**Try it**
Every line of the data below should be retyped exactly.

[Data items]
BEGIN
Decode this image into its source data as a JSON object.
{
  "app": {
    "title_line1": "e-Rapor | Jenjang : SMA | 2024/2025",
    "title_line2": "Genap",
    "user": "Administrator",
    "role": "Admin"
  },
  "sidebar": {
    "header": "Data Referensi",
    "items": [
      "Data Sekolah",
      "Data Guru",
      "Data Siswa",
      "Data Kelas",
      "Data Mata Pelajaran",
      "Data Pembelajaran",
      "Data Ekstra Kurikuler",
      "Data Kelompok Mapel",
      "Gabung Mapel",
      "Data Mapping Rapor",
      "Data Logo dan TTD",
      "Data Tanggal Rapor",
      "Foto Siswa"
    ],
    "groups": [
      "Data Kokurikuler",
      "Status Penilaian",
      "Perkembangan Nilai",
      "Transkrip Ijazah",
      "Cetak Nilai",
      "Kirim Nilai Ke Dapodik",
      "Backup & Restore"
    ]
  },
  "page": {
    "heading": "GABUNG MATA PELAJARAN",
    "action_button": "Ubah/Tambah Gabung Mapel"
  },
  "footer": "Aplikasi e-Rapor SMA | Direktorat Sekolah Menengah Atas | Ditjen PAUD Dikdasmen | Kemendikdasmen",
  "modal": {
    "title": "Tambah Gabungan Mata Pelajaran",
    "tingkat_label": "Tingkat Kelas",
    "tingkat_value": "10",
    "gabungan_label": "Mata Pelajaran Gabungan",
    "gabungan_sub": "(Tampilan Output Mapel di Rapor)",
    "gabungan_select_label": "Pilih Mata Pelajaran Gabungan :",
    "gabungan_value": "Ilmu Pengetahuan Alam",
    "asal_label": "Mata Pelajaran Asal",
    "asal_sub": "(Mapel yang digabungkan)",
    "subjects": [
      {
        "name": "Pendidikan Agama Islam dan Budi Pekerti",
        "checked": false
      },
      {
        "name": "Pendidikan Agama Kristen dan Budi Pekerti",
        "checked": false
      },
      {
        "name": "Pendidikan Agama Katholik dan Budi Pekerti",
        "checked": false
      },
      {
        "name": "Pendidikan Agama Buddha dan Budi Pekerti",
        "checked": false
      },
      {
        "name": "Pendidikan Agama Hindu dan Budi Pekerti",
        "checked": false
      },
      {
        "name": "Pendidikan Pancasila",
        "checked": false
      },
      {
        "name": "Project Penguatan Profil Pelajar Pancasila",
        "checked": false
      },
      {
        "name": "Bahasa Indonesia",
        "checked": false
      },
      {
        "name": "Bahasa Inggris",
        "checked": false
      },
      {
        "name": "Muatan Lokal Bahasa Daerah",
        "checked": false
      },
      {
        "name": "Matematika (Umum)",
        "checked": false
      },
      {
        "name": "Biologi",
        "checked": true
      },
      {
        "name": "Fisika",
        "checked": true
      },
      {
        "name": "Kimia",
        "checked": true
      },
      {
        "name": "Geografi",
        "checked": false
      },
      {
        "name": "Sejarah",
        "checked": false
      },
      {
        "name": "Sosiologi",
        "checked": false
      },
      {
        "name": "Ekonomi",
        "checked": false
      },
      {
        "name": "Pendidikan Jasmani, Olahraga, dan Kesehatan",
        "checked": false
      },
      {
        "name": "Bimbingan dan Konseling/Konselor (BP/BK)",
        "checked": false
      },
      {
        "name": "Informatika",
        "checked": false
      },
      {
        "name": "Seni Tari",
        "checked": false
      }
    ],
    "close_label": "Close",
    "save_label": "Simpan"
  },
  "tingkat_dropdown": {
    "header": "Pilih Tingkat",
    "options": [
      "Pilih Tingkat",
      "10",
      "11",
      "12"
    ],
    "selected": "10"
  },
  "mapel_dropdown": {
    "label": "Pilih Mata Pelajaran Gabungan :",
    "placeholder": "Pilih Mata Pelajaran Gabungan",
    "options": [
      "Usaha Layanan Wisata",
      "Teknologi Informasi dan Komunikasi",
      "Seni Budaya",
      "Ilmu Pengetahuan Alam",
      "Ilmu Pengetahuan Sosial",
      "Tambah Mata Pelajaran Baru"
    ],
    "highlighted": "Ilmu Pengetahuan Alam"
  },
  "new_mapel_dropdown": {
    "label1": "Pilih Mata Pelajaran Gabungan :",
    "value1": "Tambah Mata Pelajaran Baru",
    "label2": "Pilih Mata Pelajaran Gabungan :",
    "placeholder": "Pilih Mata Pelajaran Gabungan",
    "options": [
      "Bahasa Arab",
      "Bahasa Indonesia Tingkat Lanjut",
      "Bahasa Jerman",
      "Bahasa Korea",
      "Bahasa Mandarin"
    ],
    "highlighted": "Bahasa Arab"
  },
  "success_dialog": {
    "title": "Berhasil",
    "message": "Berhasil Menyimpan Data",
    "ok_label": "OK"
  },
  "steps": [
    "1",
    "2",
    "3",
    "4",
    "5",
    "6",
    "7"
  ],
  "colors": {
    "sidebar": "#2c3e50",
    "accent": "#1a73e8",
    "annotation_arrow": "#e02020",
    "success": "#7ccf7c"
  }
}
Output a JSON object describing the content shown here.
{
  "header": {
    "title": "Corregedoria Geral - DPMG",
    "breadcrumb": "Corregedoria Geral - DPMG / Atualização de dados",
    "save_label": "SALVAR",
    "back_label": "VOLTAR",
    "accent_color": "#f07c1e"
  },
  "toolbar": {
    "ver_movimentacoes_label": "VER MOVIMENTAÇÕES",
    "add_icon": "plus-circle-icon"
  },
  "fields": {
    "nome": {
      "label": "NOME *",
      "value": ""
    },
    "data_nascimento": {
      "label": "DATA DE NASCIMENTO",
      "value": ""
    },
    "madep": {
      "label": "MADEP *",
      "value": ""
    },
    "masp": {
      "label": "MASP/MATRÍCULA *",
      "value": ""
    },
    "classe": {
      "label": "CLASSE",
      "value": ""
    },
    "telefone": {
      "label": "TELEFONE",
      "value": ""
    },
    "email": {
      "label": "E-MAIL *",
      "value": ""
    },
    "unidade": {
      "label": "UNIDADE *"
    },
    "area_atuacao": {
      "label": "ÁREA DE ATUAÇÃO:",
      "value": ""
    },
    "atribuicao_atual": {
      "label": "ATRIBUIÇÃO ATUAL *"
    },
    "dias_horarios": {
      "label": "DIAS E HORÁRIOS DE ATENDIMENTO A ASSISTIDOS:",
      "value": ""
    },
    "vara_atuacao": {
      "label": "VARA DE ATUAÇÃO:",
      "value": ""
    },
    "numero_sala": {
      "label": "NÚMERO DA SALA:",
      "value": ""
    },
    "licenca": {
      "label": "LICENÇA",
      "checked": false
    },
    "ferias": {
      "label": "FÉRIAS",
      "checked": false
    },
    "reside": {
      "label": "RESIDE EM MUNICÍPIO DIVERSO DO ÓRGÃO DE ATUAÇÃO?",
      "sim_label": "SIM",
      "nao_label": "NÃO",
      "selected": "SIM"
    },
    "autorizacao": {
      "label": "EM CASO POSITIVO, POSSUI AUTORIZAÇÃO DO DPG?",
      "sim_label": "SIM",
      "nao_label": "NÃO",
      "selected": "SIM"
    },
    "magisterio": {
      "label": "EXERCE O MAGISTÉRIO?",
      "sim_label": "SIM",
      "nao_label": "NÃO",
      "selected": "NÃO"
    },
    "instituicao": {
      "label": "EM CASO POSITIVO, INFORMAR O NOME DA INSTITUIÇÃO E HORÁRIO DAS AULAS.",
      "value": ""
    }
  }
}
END
**Response**
Decode this image into its source data as a JSON object.
{
  "app": {
    "title_line1": "e-Rapor | Jenjang : SMA | 2024/2025",
    "title_line2": "Genap",
    "user": "Administrator",
    "role": "Admin"
  },
  "sidebar": {
    "header": "Data Referensi",
    "items": [
      "Data Sekolah",
      "Data Guru",
      "Data Siswa",
      "Data Kelas",
      "Data Mata Pelajaran",
      "Data Pembelajaran",
      "Data Ekstra Kurikuler",
      "Data Kelompok Mapel",
      "Gabung Mapel",
      "Data Mapping Rapor",
      "Data Logo dan TTD",
      "Data Tanggal Rapor",
      "Foto Siswa"
    ],
    "groups": [
      "Data Kokurikuler",
      "Status Penilaian",
      "Perkembangan Nilai",
      "Transkrip Ijazah",
      "Cetak Nilai",
      "Kirim Nilai Ke Dapodik",
      "Backup & Restore"
    ]
  },
  "page": {
    "heading": "GABUNG MATA PELAJARAN",
    "action_button": "Ubah/Tambah Gabung Mapel"
  },
  "footer": "Aplikasi e-Rapor SMA | Direktorat Sekolah Menengah Atas | Ditjen PAUD Dikdasmen | Kemendikdasmen",
  "modal": {
    "title": "Tambah Gabungan Mata Pelajaran",
    "tingkat_label": "Tingkat Kelas",
    "tingkat_value": "10",
    "gabungan_label": "Mata Pelajaran Gabungan",
    "gabungan_sub": "(Tampilan Output Mapel di Rapor)",
    "gabungan_select_label": "Pilih Mata Pelajaran Gabungan :",
    "gabungan_value": "Ilmu Pengetahuan Alam",
    "asal_label": "Mata Pelajaran Asal",
    "asal_sub": "(Mapel yang digabungkan)",
    "subjects": [
      {
        "name": "Pendidikan Agama Islam dan Budi Pekerti",
        "checked": false
      },
      {
        "name": "Pendidikan Agama Kristen dan Budi Pekerti",
        "checked": false
      },
      {
        "name": "Pendidikan Agama Katholik dan Budi Pekerti",
        "checked": false
      },
      {
        "name": "Pendidikan Agama Buddha dan Budi Pekerti",
        "checked": false
      },
      {
        "name": "Pendidikan Agama Hindu dan Budi Pekerti",
        "checked": false
      },
      {
        "name": "Pendidikan Pancasila",
        "checked": false
      },
      {
        "name": "Project Penguatan Profil Pelajar Pancasila",
        "checked": false
      },
      {
        "name": "Bahasa Indonesia",
        "checked": false
      },
      {
        "name": "Bahasa Inggris",
        "checked": false
      },
      {
        "name": "Muatan Lokal Bahasa Daerah",
        "checked": false
      },
      {
        "name": "Matematika (Umum)",
        "checked": false
      },
      {
        "name": "Biologi",
        "checked": true
      },
      {
        "name": "Fisika",
        "checked": true
      },
      {
        "name": "Kimia",
        "checked": true
      },
      {
        "name": "Geografi",
        "checked": false
      },
      {
        "name": "Sejarah",
        "checked": false
      },
      {
        "name": "Sosiologi",
        "checked": false
      },
      {
        "name": "Ekonomi",
        "checked": false
      },
      {
        "name": "Pendidikan Jasmani, Olahraga, dan Kesehatan",
        "checked": false
      },
      {
        "name": "Bimbingan dan Konseling/Konselor (BP/BK)",
        "checked": false
      },
      {
        "name": "Informatika",
        "checked": false
      },
      {
        "name": "Seni Tari",
        "checked": false
      }
    ],
    "close_label": "Close",
    "save_label": "Simpan"
  },
  "tingkat_dropdown": {
    "header": "Pilih Tingkat",
    "options": [
      "Pilih Tingkat",
      "10",
      "11",
      "12"
    ],
    "selected": "10"
  },
  "mapel_dropdown": {
    "label": "Pilih Mata Pelajaran Gabungan :",
    "placeholder": "Pilih Mata Pelajaran Gabungan",
    "options": [
      "Usaha Layanan Wisata",
      "Teknologi Informasi dan Komunikasi",
      "Seni Budaya",
      "Ilmu Pengetahuan Alam",
      "Ilmu Pengetahuan Sosial",
      "Tambah Mata Pelajaran Baru"
    ],
    "highlighted": "Ilmu Pengetahuan Alam"
  },
  "new_mapel_dropdown": {
    "label1": "Pilih Mata Pelajaran Gabungan :",
    "value1": "Tambah Mata Pelajaran Baru",
    "label2": "Pilih Mata Pelajaran Gabungan :",
    "placeholder": "Pilih Mata Pelajaran Gabungan",
    "options": [
      "Bahasa Arab",
      "Bahasa Indonesia Tingkat Lanjut",
      "Bahasa Jerman",
      "Bahasa Korea",
      "Bahasa Mandarin"
    ],
    "highlighted": "Bahasa Arab"
  },
  "success_dialog": {
    "title": "Berhasil",
    "message": "Berhasil Menyimpan Data",
    "ok_label": "OK"
  },
  "steps": [
    "1",
    "2",
    "3",
    "4",
    "5",
    "6",
    "7"
  ],
  "colors": {
    "sidebar": "#2c3e50",
    "accent": "#1a73e8",
    "annotation_arrow": "#e02020",
    "success": "#7ccf7c"
  }
}
Output a JSON object describing the content shown here.
{
  "header": {
    "title": "Corregedoria Geral - DPMG",
    "breadcrumb": "Corregedoria Geral - DPMG / Atualização de dados",
    "save_label": "SALVAR",
    "back_label": "VOLTAR",
    "accent_color": "#f07c1e"
  },
  "toolbar": {
    "ver_movimentacoes_label": "VER MOVIMENTAÇÕES",
    "add_icon": "plus-circle-icon"
  },
  "fields": {
    "nome": {
      "label": "NOME *",
      "value": ""
    },
    "data_nascimento": {
      "label": "DATA DE NASCIMENTO",
      "value": ""
    },
    "madep": {
      "label": "MADEP *",
      "value": ""
    },
    "masp": {
      "label": "MASP/MATRÍCULA *",
      "value": ""
    },
    "classe": {
      "label": "CLASSE",
      "value": ""
    },
    "telefone": {
      "label": "TELEFONE",
      "value": ""
    },
    "email": {
      "label": "E-MAIL *",
      "value": ""
    },
    "unidade": {
      "label": "UNIDADE *"
    },
    "area_atuacao": {
      "label": "ÁREA DE ATUAÇÃO:",
      "value": ""
    },
    "atribuicao_atual": {
      "label": "ATRIBUIÇÃO ATUAL *"
    },
    "dias_horarios": {
      "label": "DIAS E HORÁRIOS DE ATENDIMENTO A ASSISTIDOS:",
      "value": ""
    },
    "vara_atuacao": {
      "label": "VARA DE ATUAÇÃO:",
      "value": ""
    },
    "numero_sala": {
      "label": "NÚMERO DA SALA:",
      "value": ""
    },
    "licenca": {
      "label": "LICENÇA",
      "checked": false
    },
    "ferias": {
      "label": "FÉRIAS",
      "checked": false
    },
    "reside": {
      "label": "RESIDE EM MUNICÍPIO DIVERSO DO ÓRGÃO DE ATUAÇÃO?",
      "sim_label": "SIM",
      "nao_label": "NÃO",
      "selected": "SIM"
    },
    "autorizacao": {
      "label": "EM CASO POSITIVO, POSSUI AUTORIZAÇÃO DO DPG?",
      "sim_label": "SIM",
      "nao_label": "NÃO",
      "selected": "SIM"
    },
    "magisterio": {
      "label": "EXERCE O MAGISTÉRIO?",
      "sim_label": "SIM",
      "nao_label": "NÃO",
      "selected": "NÃO"
    },
    "instituicao": {
      "label": "EM CASO POSITIVO, INFORMAR O NOME DA INSTITUIÇÃO E HORÁRIO DAS AULAS.",
      "value": ""
    }
  }
}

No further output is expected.